"Container" document attachments are unpacked

(Clay Heaton) #1

I just set up an internal Discourse instance to support feedback related to some ongoing projects. On one of the projects, we use the OS X app OmniGraffle to do wireframing and write specifications. OmniGraffle “files,” ending with the extension .graffle actually are containers, like many files are on OS X. I think Pages files are this way, too, for example. The .graffle documents contain a data.plist file and whatever images you’ve embedded into the document.

Here’s how it looks in the finder. Double-clicking opens OmniGraffle and the “document.”

If you right-click on it, you can “Show Package Contents” to browse the container/folder. Inside you’ll see the following:

Anyhow - in my Discourse instance, I allowed .graffle as an extension for file attachments, thinking it would be a good way to share these documents, from time to time.

Discourse viewed the requirements.graffle file as a folder, and instead of uploading the “file” as a single entity, it uploaded all of the contents of the .graffle package – all 19 files separately.

While it’s cool to be able to upload a folder full of files, in this instance (and with other OS X documents that use a package structure), the ‘file’ should be uploaded as a single entity.

(Jens Maier) #2

Did you verify this behaviour with different web browsers? This sounds a lot like a feature of (I presume) Safari got in your way…

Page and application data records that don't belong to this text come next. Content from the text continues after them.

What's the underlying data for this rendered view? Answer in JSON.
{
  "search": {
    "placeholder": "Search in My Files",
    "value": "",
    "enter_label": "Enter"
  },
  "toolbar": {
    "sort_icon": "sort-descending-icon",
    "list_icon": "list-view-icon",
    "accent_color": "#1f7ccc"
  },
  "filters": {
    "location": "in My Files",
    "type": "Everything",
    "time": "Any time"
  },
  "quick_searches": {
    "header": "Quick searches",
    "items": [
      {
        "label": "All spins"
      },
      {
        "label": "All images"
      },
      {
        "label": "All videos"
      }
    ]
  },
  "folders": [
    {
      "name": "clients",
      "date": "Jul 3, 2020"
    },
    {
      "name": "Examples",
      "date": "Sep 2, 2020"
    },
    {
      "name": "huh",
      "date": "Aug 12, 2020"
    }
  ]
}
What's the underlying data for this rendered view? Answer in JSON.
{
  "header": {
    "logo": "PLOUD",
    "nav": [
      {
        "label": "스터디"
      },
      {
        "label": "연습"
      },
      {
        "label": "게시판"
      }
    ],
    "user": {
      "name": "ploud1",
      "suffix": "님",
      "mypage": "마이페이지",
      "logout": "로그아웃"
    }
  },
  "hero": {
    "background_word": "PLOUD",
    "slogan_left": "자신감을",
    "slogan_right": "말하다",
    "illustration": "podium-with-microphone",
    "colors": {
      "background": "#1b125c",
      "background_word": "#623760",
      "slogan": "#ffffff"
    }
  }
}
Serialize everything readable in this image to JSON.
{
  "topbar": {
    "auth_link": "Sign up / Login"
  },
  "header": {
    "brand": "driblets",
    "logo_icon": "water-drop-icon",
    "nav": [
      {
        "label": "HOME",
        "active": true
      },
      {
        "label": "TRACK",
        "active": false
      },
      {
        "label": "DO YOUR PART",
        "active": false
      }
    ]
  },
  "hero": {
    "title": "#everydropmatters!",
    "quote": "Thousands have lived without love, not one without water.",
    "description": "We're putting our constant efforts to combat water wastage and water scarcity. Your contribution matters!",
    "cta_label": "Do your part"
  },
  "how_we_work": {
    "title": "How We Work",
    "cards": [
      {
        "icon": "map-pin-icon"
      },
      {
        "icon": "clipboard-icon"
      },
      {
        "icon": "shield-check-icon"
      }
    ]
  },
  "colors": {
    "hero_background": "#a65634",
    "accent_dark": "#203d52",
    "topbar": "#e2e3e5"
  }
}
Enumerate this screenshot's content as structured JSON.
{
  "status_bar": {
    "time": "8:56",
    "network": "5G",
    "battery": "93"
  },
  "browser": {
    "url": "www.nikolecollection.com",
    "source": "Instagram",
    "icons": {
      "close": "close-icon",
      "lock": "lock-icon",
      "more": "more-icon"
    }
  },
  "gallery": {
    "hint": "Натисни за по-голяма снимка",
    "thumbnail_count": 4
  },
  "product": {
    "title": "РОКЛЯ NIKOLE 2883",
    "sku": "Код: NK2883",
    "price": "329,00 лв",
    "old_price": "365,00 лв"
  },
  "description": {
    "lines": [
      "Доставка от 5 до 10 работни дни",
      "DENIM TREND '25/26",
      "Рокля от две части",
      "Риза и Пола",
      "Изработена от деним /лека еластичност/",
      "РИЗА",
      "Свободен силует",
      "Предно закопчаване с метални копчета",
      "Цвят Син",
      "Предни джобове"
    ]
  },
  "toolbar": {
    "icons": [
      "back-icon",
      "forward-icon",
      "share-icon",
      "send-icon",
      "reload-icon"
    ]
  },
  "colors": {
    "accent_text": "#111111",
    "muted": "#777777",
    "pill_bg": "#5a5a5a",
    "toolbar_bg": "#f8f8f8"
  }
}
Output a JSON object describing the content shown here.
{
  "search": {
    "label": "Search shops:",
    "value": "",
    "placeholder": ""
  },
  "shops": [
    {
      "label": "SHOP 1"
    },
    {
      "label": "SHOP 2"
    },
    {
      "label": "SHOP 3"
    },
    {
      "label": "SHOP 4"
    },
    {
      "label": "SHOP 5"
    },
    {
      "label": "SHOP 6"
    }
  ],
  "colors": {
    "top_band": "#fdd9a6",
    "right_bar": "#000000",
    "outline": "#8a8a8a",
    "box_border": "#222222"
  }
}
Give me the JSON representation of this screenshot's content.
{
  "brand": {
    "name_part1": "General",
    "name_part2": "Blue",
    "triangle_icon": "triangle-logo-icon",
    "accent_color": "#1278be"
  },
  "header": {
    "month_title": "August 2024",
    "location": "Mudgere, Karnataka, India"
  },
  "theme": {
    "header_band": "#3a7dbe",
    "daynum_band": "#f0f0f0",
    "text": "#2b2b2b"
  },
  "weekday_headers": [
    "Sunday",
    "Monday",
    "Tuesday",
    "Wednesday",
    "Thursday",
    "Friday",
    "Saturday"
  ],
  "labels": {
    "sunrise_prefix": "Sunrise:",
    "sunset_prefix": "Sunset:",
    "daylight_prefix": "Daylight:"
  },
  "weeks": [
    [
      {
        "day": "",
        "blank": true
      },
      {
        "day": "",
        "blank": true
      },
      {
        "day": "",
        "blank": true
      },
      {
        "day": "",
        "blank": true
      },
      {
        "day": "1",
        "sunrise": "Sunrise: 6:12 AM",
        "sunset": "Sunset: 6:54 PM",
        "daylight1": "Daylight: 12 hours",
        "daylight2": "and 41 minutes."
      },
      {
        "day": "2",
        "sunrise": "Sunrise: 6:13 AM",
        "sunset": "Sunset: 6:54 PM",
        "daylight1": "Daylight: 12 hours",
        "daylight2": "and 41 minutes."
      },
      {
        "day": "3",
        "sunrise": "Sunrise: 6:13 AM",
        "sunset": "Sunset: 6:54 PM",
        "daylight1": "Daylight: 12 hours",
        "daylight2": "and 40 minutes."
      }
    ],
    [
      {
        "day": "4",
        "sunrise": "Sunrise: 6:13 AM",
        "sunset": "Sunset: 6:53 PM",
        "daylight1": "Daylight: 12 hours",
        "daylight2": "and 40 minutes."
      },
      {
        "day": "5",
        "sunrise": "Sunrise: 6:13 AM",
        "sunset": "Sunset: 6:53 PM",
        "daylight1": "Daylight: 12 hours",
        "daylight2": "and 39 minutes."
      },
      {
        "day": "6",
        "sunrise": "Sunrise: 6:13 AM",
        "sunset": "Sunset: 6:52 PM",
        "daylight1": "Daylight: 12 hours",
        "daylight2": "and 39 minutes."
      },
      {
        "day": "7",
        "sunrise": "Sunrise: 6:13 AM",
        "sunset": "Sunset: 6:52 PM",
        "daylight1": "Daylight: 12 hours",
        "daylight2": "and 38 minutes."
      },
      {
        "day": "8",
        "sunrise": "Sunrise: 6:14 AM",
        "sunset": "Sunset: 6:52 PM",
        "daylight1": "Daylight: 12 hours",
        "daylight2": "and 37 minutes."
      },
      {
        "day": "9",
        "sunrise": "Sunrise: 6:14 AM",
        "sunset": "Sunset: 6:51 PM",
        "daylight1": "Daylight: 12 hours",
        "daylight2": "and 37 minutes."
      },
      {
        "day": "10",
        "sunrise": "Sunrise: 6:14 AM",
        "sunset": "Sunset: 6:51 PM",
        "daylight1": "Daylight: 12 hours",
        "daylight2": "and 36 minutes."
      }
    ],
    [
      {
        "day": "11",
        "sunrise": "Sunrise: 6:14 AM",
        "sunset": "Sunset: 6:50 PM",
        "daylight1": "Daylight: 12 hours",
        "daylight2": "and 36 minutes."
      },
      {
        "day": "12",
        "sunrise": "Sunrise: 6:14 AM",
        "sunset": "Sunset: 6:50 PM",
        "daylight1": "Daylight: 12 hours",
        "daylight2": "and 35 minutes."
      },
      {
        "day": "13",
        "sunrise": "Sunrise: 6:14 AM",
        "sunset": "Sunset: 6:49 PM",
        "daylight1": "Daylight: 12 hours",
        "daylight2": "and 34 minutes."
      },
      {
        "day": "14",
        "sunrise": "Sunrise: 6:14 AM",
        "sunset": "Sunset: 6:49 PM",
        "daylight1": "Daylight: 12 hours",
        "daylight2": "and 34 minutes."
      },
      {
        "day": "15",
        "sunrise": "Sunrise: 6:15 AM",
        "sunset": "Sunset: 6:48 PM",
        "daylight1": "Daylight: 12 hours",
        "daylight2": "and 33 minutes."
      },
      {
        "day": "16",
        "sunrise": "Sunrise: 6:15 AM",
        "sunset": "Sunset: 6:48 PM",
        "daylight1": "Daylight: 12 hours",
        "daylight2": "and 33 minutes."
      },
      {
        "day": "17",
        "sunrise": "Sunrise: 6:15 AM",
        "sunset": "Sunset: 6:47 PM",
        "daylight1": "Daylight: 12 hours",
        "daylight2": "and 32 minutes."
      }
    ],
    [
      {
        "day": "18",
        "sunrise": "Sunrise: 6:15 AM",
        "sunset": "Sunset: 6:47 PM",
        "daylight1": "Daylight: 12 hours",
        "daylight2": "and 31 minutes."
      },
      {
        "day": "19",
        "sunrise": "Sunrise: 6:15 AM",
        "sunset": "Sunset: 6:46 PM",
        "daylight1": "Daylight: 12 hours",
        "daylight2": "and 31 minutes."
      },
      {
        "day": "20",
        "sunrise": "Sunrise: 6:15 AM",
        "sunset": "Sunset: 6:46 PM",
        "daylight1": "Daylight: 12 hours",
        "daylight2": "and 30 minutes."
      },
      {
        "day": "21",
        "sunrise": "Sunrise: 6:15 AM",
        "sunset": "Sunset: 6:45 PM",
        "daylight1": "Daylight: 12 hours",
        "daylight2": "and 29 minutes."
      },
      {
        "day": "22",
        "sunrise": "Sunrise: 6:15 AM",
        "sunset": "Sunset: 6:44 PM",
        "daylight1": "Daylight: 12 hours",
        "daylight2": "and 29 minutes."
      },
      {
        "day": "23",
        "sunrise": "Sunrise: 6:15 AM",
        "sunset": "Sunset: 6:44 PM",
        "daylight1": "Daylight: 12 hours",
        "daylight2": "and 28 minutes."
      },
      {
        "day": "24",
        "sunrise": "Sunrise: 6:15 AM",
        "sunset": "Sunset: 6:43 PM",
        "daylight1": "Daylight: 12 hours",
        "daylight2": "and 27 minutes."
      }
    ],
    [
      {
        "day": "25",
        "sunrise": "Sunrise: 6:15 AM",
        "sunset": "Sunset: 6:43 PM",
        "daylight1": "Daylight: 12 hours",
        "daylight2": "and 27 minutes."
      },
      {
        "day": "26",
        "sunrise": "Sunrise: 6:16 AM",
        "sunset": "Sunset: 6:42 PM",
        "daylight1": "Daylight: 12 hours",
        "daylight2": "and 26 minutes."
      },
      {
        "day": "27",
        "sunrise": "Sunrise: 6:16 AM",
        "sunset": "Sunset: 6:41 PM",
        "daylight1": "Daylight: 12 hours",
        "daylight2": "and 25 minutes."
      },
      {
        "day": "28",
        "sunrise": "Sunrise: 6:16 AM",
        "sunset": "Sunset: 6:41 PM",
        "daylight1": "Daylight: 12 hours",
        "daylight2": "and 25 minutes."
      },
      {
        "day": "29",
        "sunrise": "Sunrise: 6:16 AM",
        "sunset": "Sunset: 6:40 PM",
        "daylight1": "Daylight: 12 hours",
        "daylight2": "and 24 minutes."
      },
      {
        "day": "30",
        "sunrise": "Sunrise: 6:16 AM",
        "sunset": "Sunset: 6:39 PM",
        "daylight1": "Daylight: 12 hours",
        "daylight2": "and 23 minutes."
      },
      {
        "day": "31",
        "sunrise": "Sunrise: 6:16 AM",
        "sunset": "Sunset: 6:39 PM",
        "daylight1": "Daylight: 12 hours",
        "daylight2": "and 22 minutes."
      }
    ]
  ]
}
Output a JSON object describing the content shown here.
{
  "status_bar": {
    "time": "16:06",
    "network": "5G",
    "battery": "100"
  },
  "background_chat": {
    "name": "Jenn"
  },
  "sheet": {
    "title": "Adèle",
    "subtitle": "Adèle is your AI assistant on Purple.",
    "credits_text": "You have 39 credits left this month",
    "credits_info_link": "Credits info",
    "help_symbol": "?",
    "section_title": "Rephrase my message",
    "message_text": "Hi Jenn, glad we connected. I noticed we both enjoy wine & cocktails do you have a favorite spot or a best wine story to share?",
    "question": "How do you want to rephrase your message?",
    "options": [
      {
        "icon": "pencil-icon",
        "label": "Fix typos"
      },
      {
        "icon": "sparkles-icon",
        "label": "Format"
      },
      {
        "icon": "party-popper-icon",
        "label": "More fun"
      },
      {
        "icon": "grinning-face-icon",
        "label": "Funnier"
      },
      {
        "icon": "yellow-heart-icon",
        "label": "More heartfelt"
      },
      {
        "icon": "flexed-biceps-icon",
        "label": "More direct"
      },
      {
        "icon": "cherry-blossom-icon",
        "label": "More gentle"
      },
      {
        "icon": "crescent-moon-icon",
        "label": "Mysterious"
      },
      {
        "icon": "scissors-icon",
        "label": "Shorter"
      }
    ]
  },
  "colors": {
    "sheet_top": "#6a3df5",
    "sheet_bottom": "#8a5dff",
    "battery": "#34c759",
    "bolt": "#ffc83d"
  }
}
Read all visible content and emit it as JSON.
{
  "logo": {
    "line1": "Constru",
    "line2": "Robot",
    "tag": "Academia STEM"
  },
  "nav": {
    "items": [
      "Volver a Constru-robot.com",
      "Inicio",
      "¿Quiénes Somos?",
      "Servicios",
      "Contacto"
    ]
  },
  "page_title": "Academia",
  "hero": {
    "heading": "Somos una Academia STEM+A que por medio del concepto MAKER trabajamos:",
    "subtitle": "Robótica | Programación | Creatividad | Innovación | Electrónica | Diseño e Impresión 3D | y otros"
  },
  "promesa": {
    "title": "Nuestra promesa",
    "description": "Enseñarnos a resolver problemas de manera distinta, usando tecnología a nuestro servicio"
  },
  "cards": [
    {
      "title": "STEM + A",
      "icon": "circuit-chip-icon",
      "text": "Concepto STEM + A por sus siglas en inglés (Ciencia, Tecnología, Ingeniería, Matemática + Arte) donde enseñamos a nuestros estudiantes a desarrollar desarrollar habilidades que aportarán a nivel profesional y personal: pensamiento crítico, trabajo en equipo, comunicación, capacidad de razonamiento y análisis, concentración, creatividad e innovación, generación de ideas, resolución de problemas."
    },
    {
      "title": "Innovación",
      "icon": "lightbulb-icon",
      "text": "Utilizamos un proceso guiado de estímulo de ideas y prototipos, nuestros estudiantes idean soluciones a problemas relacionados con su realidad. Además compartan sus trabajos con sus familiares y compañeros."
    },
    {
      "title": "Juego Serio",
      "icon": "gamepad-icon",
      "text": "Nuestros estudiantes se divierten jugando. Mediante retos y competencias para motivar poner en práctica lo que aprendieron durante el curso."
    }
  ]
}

(Clay Heaton) #3

Good call – I didn’t test with multiple browsers.

The problem happens with Chrome.

Firefox doesn’t allow the .graffle file to be attached at all.

Safari uploads it as a single file.

I guess there’s nothing Discourse can do about this, then, since it’s a Chrome “feature?”

(Jeff Atwood) #4

… and specific to Macs as well. So specific to Chrome, and Macs.

(Tudor Vedeanu) #5

Those package “files” are only treated as regular files by OS X. Safari is clever and it zips them automatically before uploading. The rest of the operating systems and other browsers treat them like folders, which is what they actually are.